Tuscany’s Other Puccini, the Artist
Just a few minutes drive from the Forte dei Marmi train station, the mountains part, funneling rays of sun into a spotlight onto Seravezza’s Medici villa. Two large rectangular towers stand imposingly, joined by an arched doorway and a blue banner heralding the opening of their new exhibition: a celebration of Mario Puccini and other post-Macchiaioli artists.
Entitled, “The Passion of Color,” the show takes visitors through Puccini’s tumultuous life, intermixed with his friends and influences. Giovanni Fattori’s “Oxen Grazing” is the first room’s signature piece; depicting oxen among the grass in a forest next to a man on a log, it exemplifies the Macchiaioli vision Puccini learned from and would emulate and expand upon.
Comparable to the subsequent French Impressionism, works from this late 19th century movement, named for “macchie” used to describe loose brushstrokes lending above all a sparkling quality. Composed of multiple layers, and a marked separation between the foreground and the background, canvases of this period capture the interplay of natural light. This effect is seen in the bright white “Oxen” poking their heads through the trees; yet, as each remains differentiated, the work is considered an example of early modernism that would influence Puccini.
Born in late 19th century Livorno, Puccini’s talent was recognized early, and he was sent to Florence’s Academy of Fine Arts at the age of 15. Very shortly after graduating, it is believed he learned of his girlfriend’s infidelity, which sent him into a depression that was later diagnosed as mental illness, resulting in a six-year stay at the Siena Psychiatric Hospital.
Three self-portraits best explain his transformation during this period: in 1890, before diagnosis, his color palette is traditional, with a solid, neutral dark beige backdrop and tones of browns and blues. Twenty-five years later, he painted two others, both washed in light blue tones, with scraped and dashed lines behind his head.
This night and day difference characterized the rest of his career; for though most of Puccini’s work during his hospitalization was lost, everything after has been marked by his innovative use of color.
Dubbed the “Italian Van Gogh,” he modified Divisionism, a close cousin of Pointillism, to fit his own style, sweeping the canvas with longer, thicker brush strokes instead of the tiny dots. Chunky orange and yellow rectangles are stacked one on top of the next to form the sunset spilling out onto the water in many of his paintings featuring the port of Livorno.

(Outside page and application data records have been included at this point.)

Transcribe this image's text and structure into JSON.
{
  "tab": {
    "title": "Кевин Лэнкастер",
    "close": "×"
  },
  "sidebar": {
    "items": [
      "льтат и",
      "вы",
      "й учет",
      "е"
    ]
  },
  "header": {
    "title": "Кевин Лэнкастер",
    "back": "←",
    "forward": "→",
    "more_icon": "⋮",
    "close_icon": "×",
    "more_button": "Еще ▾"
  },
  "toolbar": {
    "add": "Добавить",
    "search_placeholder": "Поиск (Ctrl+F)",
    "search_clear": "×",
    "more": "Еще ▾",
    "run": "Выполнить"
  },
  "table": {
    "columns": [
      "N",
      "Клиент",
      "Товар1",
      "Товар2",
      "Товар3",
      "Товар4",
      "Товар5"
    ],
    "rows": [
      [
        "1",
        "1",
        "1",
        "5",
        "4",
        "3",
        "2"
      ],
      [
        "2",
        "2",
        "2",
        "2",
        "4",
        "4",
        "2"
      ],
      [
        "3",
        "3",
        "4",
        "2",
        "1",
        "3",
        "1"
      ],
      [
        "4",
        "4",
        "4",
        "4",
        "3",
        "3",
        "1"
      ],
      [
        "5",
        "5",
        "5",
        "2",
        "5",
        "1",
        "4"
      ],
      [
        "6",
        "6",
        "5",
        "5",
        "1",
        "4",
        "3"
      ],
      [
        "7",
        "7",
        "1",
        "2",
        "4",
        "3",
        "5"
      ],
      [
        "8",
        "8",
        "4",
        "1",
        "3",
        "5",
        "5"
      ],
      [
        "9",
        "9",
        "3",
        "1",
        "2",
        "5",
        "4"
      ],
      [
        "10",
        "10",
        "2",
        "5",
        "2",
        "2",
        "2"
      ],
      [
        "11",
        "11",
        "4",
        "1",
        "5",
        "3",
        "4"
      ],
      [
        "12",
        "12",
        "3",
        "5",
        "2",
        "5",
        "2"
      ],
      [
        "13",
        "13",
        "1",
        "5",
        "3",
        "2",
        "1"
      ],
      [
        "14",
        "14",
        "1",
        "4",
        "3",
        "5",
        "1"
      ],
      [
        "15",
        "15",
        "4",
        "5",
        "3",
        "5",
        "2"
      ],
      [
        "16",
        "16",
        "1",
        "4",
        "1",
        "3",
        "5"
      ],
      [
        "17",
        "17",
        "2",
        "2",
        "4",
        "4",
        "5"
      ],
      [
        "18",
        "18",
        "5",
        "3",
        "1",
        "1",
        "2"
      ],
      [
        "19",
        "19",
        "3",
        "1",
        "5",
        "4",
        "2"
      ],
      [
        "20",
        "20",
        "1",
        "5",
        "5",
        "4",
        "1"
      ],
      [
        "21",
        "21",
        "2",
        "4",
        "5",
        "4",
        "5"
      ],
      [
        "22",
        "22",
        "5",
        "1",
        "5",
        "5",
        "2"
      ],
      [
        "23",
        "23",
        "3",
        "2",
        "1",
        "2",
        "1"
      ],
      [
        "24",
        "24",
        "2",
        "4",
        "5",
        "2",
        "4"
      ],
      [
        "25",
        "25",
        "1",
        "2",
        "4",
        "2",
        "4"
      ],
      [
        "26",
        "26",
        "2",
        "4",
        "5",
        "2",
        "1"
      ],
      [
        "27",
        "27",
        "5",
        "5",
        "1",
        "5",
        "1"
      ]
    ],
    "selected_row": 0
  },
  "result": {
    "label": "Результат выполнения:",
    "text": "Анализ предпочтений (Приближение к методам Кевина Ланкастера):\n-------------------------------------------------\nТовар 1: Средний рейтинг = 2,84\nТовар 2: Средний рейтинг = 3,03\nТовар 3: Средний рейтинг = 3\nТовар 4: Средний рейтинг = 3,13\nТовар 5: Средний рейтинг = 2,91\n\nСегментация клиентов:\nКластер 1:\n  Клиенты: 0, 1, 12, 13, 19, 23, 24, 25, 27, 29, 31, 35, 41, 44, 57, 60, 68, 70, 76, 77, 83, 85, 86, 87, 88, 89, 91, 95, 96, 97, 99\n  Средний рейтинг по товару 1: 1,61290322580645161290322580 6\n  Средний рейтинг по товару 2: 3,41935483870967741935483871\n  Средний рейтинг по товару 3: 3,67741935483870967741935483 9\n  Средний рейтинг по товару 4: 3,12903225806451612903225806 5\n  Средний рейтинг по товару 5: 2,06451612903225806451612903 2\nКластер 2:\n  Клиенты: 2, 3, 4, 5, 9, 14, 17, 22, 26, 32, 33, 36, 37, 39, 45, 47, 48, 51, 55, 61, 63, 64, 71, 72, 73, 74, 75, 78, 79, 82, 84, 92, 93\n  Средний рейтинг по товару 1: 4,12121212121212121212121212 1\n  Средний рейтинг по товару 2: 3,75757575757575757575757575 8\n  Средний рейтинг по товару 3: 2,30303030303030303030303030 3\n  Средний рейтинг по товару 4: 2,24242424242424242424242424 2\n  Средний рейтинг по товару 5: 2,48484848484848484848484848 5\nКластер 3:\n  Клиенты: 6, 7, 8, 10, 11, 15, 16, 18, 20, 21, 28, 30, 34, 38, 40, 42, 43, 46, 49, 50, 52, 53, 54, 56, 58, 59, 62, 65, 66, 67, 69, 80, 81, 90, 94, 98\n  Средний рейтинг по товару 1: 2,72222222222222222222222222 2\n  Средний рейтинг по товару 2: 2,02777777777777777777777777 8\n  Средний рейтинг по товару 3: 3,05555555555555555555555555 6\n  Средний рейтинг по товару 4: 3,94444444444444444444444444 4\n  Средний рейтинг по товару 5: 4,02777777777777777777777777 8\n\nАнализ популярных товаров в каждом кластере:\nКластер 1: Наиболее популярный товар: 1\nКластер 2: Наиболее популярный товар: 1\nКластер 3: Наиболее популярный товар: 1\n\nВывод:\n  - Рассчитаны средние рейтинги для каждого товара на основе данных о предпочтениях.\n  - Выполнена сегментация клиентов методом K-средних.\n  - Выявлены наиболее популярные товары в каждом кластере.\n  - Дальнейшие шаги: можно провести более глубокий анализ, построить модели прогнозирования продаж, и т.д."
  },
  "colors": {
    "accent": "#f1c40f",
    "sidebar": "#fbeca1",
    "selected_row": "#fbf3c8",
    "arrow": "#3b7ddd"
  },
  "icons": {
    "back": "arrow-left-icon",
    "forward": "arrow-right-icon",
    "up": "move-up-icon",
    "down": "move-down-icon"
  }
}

Puccini’s palette was also dependent on his location. While staying with his brother in Digne, sober navy blues and browns were most used, whereas in Italy, his landscapes exploded with intensely bright blues, crimsons, gold, and greens. He complemented this duality with different signatures: French pieces were signed “Pochein” instead of his Italian surname.
The exhibition displays paintings by contemporaries, showing both the masters Puccini learned from and the influence his works radiated into the community of artists who followed him. This juxtaposition highlights his deviation from standard practices, comparing strict adherents to Divisionism, such as his friend Plinio Nomellini, to his own efforts.
Human figures are of little to no importance: while cattle and other details of nature are in realistic, crisp detail, people’s faces are blurred. When the movement’s collective focus shifted to landscapes, bodies become little more than small smudges on canvas, unless specifically requested: a story tells that a patron returned “La Metallurgica” to Puccini, requesting he add people to the boatyard scene.
Llewelyn Lloyd’s “Church of Tonnarotti on Elba” is particularly noteworthy: though depicting a simple white building and its orange roof overlooking the ocean, the piece demands to be seen in person. Its canvas is textured with hardened rivers of residual paint that no print can accurately capture; every natural shade piled one on top of the other. The roof’s shadow cuts a jagged outline onto the walls while the indubitable serenity of the landscape radiates from the picture.
Though related to popular styles, the post-Macchiaioli movement and its host of artists linger in relative obscurity, neither celebrated nor discussed often today. Despite their bright colors and use of light, in true Tuscan fashion, Puccini and his friends are hidden gems.
“The Passion of Color” runs until November 2, open 5 pm – midnight Monday through Friday and 10:30 am – 12:30 pm, 5 pm – midnight Saturday and Sunday. From September 7 on, it is open Thursday through Saturday 3 – 8 pm and Sunday 10:30 am to 8 pm. Admission is €6, reduced €4. (bianca cockrell)